Source information:
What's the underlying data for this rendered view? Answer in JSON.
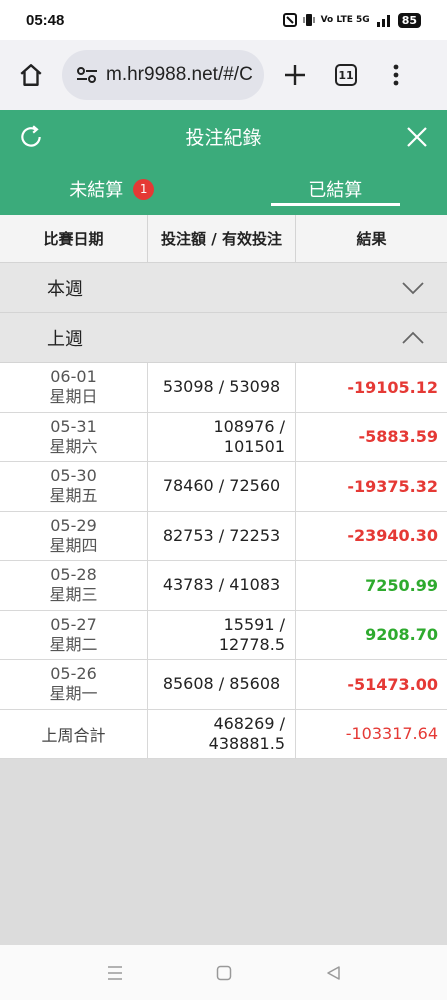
{
  "status": {
    "time": "05:48",
    "network": "Vo LTE 5G",
    "battery": "85"
  },
  "browser": {
    "url": "m.hr9988.net/#/C",
    "tab_count": "11"
  },
  "header": {
    "title": "投注紀錄"
  },
  "tabs": [
    {
      "label": "未結算",
      "badge": "1"
    },
    {
      "label": "已結算"
    }
  ],
  "columns": {
    "date": "比賽日期",
    "bet": "投注額 / 有效投注",
    "result": "結果"
  },
  "weeks": {
    "this_week": "本週",
    "last_week": "上週"
  },
  "rows": [
    {
      "date": "06-01",
      "day": "星期日",
      "bet_line1": "53098 / 53098",
      "bet_line2": "",
      "result": "-19105.12"
    },
    {
      "date": "05-31",
      "day": "星期六",
      "bet_line1": "108976 /",
      "bet_line2": "101501",
      "result": "-5883.59"
    },
    {
      "date": "05-30",
      "day": "星期五",
      "bet_line1": "78460 / 72560",
      "bet_line2": "",
      "result": "-19375.32"
    },
    {
      "date": "05-29",
      "day": "星期四",
      "bet_line1": "82753 / 72253",
      "bet_line2": "",
      "result": "-23940.30"
    },
    {
      "date": "05-28",
      "day": "星期三",
      "bet_line1": "43783 / 41083",
      "bet_line2": "",
      "result": "7250.99"
    },
    {
      "date": "05-27",
      "day": "星期二",
      "bet_line1": "15591 /",
      "bet_line2": "12778.5",
      "result": "9208.70"
    },
    {
      "date": "05-26",
      "day": "星期一",
      "bet_line1": "85608 / 85608",
      "bet_line2": "",
      "result": "-51473.00"
    }
  ],
  "total": {
    "label": "上周合計",
    "bet_line1": "468269 /",
    "bet_line2": "438881.5",
    "result": "-103317.64"
  },
  "colors": {
    "brand_green": "#3bab7b",
    "negative": "#e53935",
    "positive": "#2eaa2e"
  }
}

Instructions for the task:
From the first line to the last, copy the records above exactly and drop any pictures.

Output of the exercise:
What's the underlying data for this rendered view? Answer in JSON.
{
  "status": {
    "time": "05:48",
    "network": "Vo LTE 5G",
    "battery": "85"
  },
  "browser": {
    "url": "m.hr9988.net/#/C",
    "tab_count": "11"
  },
  "header": {
    "title": "投注紀錄"
  },
  "tabs": [
    {
      "label": "未結算",
      "badge": "1"
    },
    {
      "label": "已結算"
    }
  ],
  "columns": {
    "date": "比賽日期",
    "bet": "投注額 / 有效投注",
    "result": "結果"
  },
  "weeks": {
    "this_week": "本週",
    "last_week": "上週"
  },
  "rows": [
    {
      "date": "06-01",
      "day": "星期日",
      "bet_line1": "53098 / 53098",
      "bet_line2": "",
      "result": "-19105.12"
    },
    {
      "date": "05-31",
      "day": "星期六",
      "bet_line1": "108976 /",
      "bet_line2": "101501",
      "result": "-5883.59"
    },
    {
      "date": "05-30",
      "day": "星期五",
      "bet_line1": "78460 / 72560",
      "bet_line2": "",
      "result": "-19375.32"
    },
    {
      "date": "05-29",
      "day": "星期四",
      "bet_line1": "82753 / 72253",
      "bet_line2": "",
      "result": "-23940.30"
    },
    {
      "date": "05-28",
      "day": "星期三",
      "bet_line1": "43783 / 41083",
      "bet_line2": "",
      "result": "7250.99"
    },
    {
      "date": "05-27",
      "day": "星期二",
      "bet_line1": "15591 /",
      "bet_line2": "12778.5",
      "result": "9208.70"
    },
    {
      "date": "05-26",
      "day": "星期一",
      "bet_line1": "85608 / 85608",
      "bet_line2": "",
      "result": "-51473.00"
    }
  ],
  "total": {
    "label": "上周合計",
    "bet_line1": "468269 /",
    "bet_line2": "438881.5",
    "result": "-103317.64"
  },
  "colors": {
    "brand_green": "#3bab7b",
    "negative": "#e53935",
    "positive": "#2eaa2e"
  }
}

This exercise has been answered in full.